══ Input records ══

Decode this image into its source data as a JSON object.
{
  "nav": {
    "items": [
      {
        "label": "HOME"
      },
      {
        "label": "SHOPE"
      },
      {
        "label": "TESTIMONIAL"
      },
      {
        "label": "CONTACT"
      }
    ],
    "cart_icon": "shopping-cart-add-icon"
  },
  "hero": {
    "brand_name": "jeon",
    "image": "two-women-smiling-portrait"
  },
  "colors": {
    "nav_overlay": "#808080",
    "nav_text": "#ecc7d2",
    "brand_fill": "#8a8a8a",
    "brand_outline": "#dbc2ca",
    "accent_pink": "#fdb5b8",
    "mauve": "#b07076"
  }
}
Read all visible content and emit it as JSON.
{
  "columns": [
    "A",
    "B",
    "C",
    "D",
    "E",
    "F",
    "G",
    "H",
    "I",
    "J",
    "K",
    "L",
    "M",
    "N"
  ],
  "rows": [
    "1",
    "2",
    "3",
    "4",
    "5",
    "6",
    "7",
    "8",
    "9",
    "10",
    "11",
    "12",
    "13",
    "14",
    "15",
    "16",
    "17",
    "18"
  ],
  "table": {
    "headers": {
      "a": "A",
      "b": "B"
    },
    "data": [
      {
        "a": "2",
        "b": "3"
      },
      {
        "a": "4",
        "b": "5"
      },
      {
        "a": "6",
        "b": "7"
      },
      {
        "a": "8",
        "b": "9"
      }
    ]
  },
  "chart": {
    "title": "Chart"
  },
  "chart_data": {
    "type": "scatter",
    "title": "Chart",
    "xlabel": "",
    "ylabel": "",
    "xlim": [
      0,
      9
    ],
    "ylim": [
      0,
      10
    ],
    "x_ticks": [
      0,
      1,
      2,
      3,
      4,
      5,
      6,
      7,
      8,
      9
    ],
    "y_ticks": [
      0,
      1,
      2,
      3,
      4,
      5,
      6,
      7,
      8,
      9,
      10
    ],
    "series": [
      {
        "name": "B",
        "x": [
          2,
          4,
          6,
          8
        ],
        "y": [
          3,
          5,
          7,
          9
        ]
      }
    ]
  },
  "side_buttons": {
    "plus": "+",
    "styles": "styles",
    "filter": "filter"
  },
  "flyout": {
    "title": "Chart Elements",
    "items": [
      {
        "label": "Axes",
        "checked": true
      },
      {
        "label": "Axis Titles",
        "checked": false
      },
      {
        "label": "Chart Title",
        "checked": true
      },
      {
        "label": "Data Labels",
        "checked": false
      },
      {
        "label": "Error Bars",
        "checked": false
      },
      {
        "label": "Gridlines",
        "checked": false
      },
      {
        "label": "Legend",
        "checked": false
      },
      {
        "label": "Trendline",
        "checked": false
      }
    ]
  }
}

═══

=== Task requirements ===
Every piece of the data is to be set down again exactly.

=== Task answer ===
Decode this image into its source data as a JSON object.
{
  "nav": {
    "items": [
      {
        "label": "HOME"
      },
      {
        "label": "SHOPE"
      },
      {
        "label": "TESTIMONIAL"
      },
      {
        "label": "CONTACT"
      }
    ],
    "cart_icon": "shopping-cart-add-icon"
  },
  "hero": {
    "brand_name": "jeon",
    "image": "two-women-smiling-portrait"
  },
  "colors": {
    "nav_overlay": "#808080",
    "nav_text": "#ecc7d2",
    "brand_fill": "#8a8a8a",
    "brand_outline": "#dbc2ca",
    "accent_pink": "#fdb5b8",
    "mauve": "#b07076"
  }
}
Read all visible content and emit it as JSON.
{
  "columns": [
    "A",
    "B",
    "C",
    "D",
    "E",
    "F",
    "G",
    "H",
    "I",
    "J",
    "K",
    "L",
    "M",
    "N"
  ],
  "rows": [
    "1",
    "2",
    "3",
    "4",
    "5",
    "6",
    "7",
    "8",
    "9",
    "10",
    "11",
    "12",
    "13",
    "14",
    "15",
    "16",
    "17",
    "18"
  ],
  "table": {
    "headers": {
      "a": "A",
      "b": "B"
    },
    "data": [
      {
        "a": "2",
        "b": "3"
      },
      {
        "a": "4",
        "b": "5"
      },
      {
        "a": "6",
        "b": "7"
      },
      {
        "a": "8",
        "b": "9"
      }
    ]
  },
  "chart": {
    "title": "Chart"
  },
  "chart_data": {
    "type": "scatter",
    "title": "Chart",
    "xlabel": "",
    "ylabel": "",
    "xlim": [
      0,
      9
    ],
    "ylim": [
      0,
      10
    ],
    "x_ticks": [
      0,
      1,
      2,
      3,
      4,
      5,
      6,
      7,
      8,
      9
    ],
    "y_ticks": [
      0,
      1,
      2,
      3,
      4,
      5,
      6,
      7,
      8,
      9,
      10
    ],
    "series": [
      {
        "name": "B",
        "x": [
          2,
          4,
          6,
          8
        ],
        "y": [
          3,
          5,
          7,
          9
        ]
      }
    ]
  },
  "side_buttons": {
    "plus": "+",
    "styles": "styles",
    "filter": "filter"
  },
  "flyout": {
    "title": "Chart Elements",
    "items": [
      {
        "label": "Axes",
        "checked": true
      },
      {
        "label": "Axis Titles",
        "checked": false
      },
      {
        "label": "Chart Title",
        "checked": true
      },
      {
        "label": "Data Labels",
        "checked": false
      },
      {
        "label": "Error Bars",
        "checked": false
      },
      {
        "label": "Gridlines",
        "checked": false
      },
      {
        "label": "Legend",
        "checked": false
      },
      {
        "label": "Trendline",
        "checked": false
      }
    ]
  }
}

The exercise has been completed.